■ **Task**:
Lines that include "text" make up the answer; copy all of them from the data below.

Entries taken from a collection

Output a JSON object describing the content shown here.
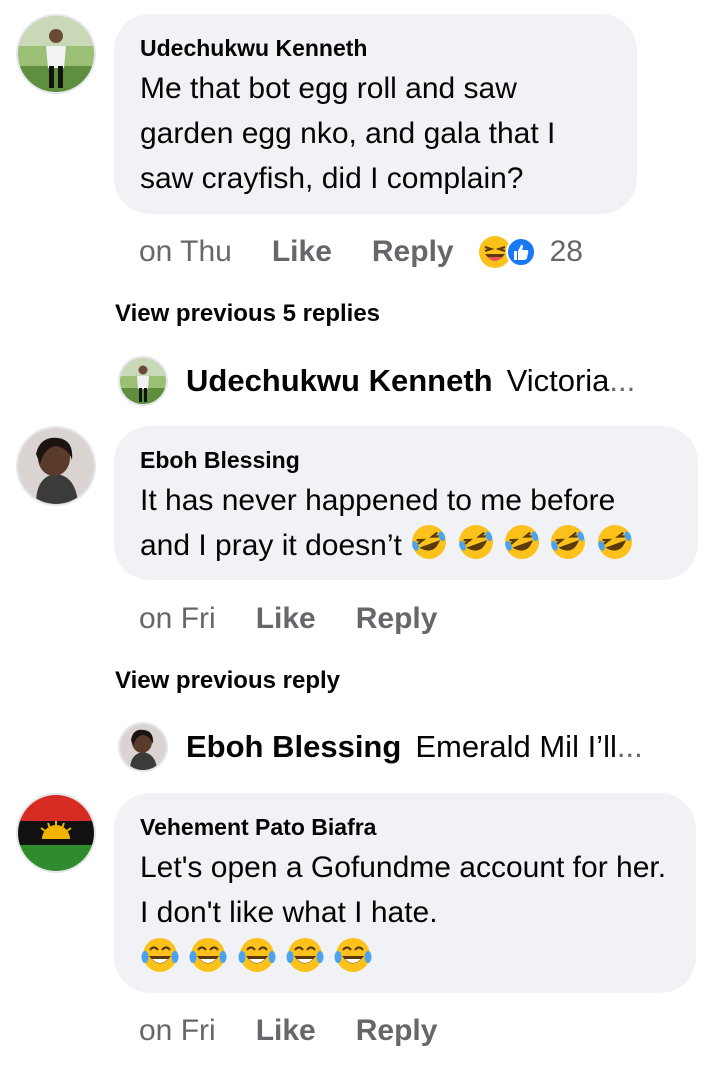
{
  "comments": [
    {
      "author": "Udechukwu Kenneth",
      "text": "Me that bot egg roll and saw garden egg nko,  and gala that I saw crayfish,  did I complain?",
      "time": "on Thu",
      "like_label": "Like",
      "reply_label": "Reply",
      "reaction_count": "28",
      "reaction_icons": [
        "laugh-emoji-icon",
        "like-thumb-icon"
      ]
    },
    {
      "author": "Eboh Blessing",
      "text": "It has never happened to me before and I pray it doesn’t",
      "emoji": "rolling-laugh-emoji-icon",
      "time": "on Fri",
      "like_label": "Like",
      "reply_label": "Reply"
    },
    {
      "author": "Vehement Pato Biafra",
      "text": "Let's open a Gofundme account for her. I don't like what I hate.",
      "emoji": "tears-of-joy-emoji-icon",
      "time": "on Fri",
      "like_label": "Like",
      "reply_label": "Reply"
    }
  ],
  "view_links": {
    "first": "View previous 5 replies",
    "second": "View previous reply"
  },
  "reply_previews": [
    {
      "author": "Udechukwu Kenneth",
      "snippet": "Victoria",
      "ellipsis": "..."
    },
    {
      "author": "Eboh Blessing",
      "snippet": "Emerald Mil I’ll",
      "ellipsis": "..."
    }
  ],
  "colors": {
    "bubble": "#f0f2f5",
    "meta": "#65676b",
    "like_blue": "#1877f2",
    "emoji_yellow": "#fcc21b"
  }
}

■ **Response**:
      "text": "Me that bot egg roll and saw garden egg nko,  and gala that I saw crayfish,  did I complain?",
      "text": "It has never happened to me before and I pray it doesn’t",
      "text": "Let's open a Gofundme account for her. I don't like what I hate.",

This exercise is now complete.